--- Collected data entries ---
====
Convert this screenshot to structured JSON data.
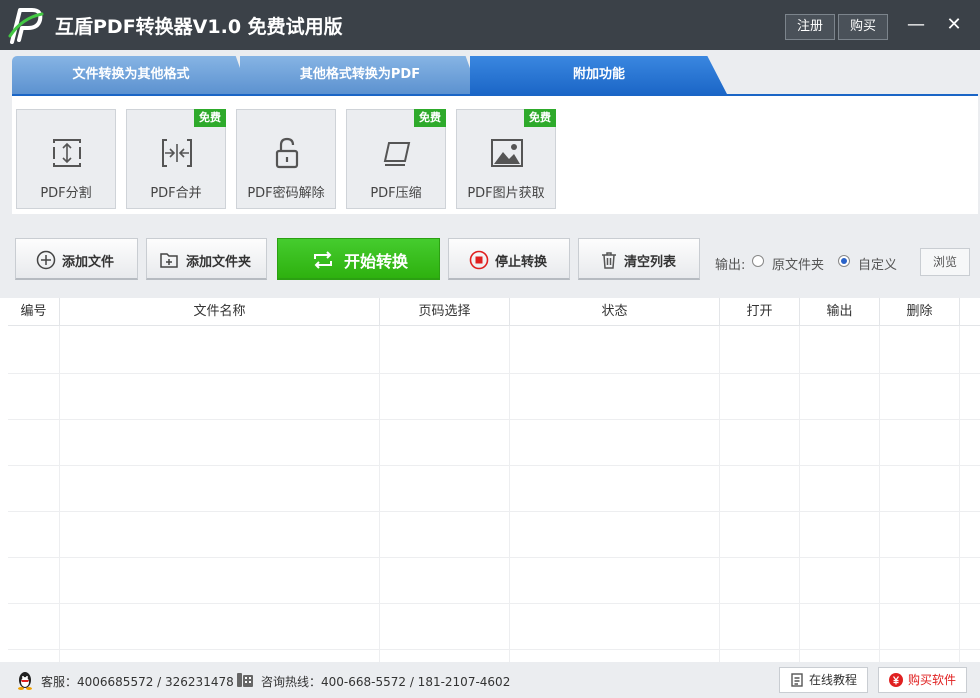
{
  "window": {
    "title": "互盾PDF转换器V1.0 免费试用版",
    "register_label": "注册",
    "buy_label": "购买",
    "minimize_glyph": "—",
    "close_glyph": "✕"
  },
  "tabs": [
    {
      "label": "文件转换为其他格式",
      "active": false
    },
    {
      "label": "其他格式转换为PDF",
      "active": false
    },
    {
      "label": "附加功能",
      "active": true
    }
  ],
  "tools": [
    {
      "label": "PDF分割",
      "icon": "split-icon",
      "badge": ""
    },
    {
      "label": "PDF合并",
      "icon": "merge-icon",
      "badge": "免费"
    },
    {
      "label": "PDF密码解除",
      "icon": "unlock-icon",
      "badge": ""
    },
    {
      "label": "PDF压缩",
      "icon": "compress-icon",
      "badge": "免费"
    },
    {
      "label": "PDF图片获取",
      "icon": "image-icon",
      "badge": "免费"
    }
  ],
  "actions": {
    "add_file": "添加文件",
    "add_folder": "添加文件夹",
    "start": "开始转换",
    "stop": "停止转换",
    "clear": "清空列表"
  },
  "output": {
    "label": "输出:",
    "options": [
      "原文件夹",
      "自定义"
    ],
    "selected": "自定义",
    "browse_label": "浏览"
  },
  "table": {
    "columns": [
      "编号",
      "文件名称",
      "页码选择",
      "状态",
      "打开",
      "输出",
      "删除"
    ],
    "rows": []
  },
  "statusbar": {
    "service": "客服：4006685572 / 326231478",
    "hotline": "咨询热线：400-668-5572 / 181-2107-4602",
    "tutorial_label": "在线教程",
    "buy_label": "购买软件"
  },
  "colors": {
    "titlebar": "#3b4148",
    "tab_active": "#1a65c6",
    "tab_inactive": "#6a9fd9",
    "start_button": "#36b818",
    "free_badge": "#2eaa2b",
    "buy_red": "#e02020"
  }
}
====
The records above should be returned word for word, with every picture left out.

--- ANSWER FOR THIS EXERCISE ---
Convert this screenshot to structured JSON data.
{
  "window": {
    "title": "互盾PDF转换器V1.0 免费试用版",
    "register_label": "注册",
    "buy_label": "购买",
    "minimize_glyph": "—",
    "close_glyph": "✕"
  },
  "tabs": [
    {
      "label": "文件转换为其他格式",
      "active": false
    },
    {
      "label": "其他格式转换为PDF",
      "active": false
    },
    {
      "label": "附加功能",
      "active": true
    }
  ],
  "tools": [
    {
      "label": "PDF分割",
      "icon": "split-icon",
      "badge": ""
    },
    {
      "label": "PDF合并",
      "icon": "merge-icon",
      "badge": "免费"
    },
    {
      "label": "PDF密码解除",
      "icon": "unlock-icon",
      "badge": ""
    },
    {
      "label": "PDF压缩",
      "icon": "compress-icon",
      "badge": "免费"
    },
    {
      "label": "PDF图片获取",
      "icon": "image-icon",
      "badge": "免费"
    }
  ],
  "actions": {
    "add_file": "添加文件",
    "add_folder": "添加文件夹",
    "start": "开始转换",
    "stop": "停止转换",
    "clear": "清空列表"
  },
  "output": {
    "label": "输出:",
    "options": [
      "原文件夹",
      "自定义"
    ],
    "selected": "自定义",
    "browse_label": "浏览"
  },
  "table": {
    "columns": [
      "编号",
      "文件名称",
      "页码选择",
      "状态",
      "打开",
      "输出",
      "删除"
    ],
    "rows": []
  },
  "statusbar": {
    "service": "客服：4006685572 / 326231478",
    "hotline": "咨询热线：400-668-5572 / 181-2107-4602",
    "tutorial_label": "在线教程",
    "buy_label": "购买软件"
  },
  "colors": {
    "titlebar": "#3b4148",
    "tab_active": "#1a65c6",
    "tab_inactive": "#6a9fd9",
    "start_button": "#36b818",
    "free_badge": "#2eaa2b",
    "buy_red": "#e02020"
  }
}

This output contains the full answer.